All of these conflicts arise out of an inherent tension between the larger group, treated as an abstract entity, and the individuals (or sub-groups) that have a more tangible reality. At first glance it might seem as though the solution to the problem is to engage in sufficient dialogue to generate consensus. Practically speaking, this has proven to be more difficult than it would seem since consensus around high level principles does not necessarily lead to agreement on specific sub-projects and associated tasks.

If the larger objective is to bridge boundaries and create bonds in the spirit of collaboration, practical strategies to overcome these inhibitors will need to be developed.

To mitigate these inhibitors, we are working towards specific task and workflow procedures such as:

Autonomous Information Spaces With Simultaneous Content Publishing: technology mechanisms that allow content to be simultaneously published in a distributed fashion across different platforms (wiki’s, websites etc.)

Hybrid Branding Strategies: strategies that create a brand both for OpenKollab as well as the participating entities.

Commons based Reusable content: what is required is that workflows be structured so that work that is done for the collaborative group is work that can be leveraged by others within the collaborative community.

  • One groups output becomes another groups input
  • Flexibility given for content modification and re-use
  • Subject to commons based content licensing

These, and other such strategies for mitigating conflict in the development of generative collaborative spaces, will be described.

Moving Forward!

It’s been a long time since my last blog entry. Much has changed in my life and this will be reflected in the blog as I move forward. Those of you that take the time to read some of my previous entries will note that the focus was highly abstract and theoretical.

As we move forward you can expect the content to be more balanced. Most of it will reflect what I am thinking about and working. Even so, due to the fact that there are some deep intuitions that underlie my opinions, one can expect the content to maintain a bit of a philosophical feel.

One easy way to get things going is to reference several documents that I have written in the last few months. These documents provide a good overview of what I am thinking about and working on:

Climate Change Collaboration Platform: A description of a platform and processes that could be used to develop collaborative processes within the climate change space. See: http://docs.google.com/Doc?id=dc4gbgsj_71kxq8qhgs&hl=en

Open System Mobilization Platform: This is the very large vision for a platform that would enable very large numbers of people to collaborate in real time! See: http://docs.google.com/Doc?id=dc4gbgsj_25hqc96xt3&hl=e

Ecosystem Collaboration Platform: This is a powerpoint presentation that contains a visual representation of the sort of platform that I think would make collaboration between organizations much more effective.

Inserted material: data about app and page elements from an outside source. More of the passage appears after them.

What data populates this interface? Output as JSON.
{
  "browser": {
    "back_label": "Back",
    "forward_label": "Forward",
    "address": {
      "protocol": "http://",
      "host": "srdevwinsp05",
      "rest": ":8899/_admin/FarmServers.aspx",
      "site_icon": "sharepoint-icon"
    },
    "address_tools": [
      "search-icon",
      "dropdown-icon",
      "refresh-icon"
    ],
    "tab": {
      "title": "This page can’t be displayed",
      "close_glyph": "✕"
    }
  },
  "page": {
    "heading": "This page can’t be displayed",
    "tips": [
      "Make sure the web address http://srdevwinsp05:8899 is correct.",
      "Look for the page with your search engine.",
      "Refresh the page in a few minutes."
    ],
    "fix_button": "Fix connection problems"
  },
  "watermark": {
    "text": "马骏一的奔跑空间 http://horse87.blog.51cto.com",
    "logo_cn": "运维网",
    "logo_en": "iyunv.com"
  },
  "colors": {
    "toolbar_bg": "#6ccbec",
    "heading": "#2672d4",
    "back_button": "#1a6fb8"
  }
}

You will need to download it from:http://www.mediafire.com/file/zt2wondwgmm/EcosystemCollaborationPlatform.ppt

Social Venture Investment Bank: This is a position paper exploring the viability of the creation of an investment bank in Canada, the purpose of which would be to finance social ventures.  You will need to download it from http://www.mediafire.com/file/hrimnoizwno/SocialVentureInvestmentBank_0312.09.doc

Let me know if you have any questions regarding any of these documents.

As we proceed, I’ll talk more about what I am doing to advance the ideas that are introduced in these documents.

Suresh Fernando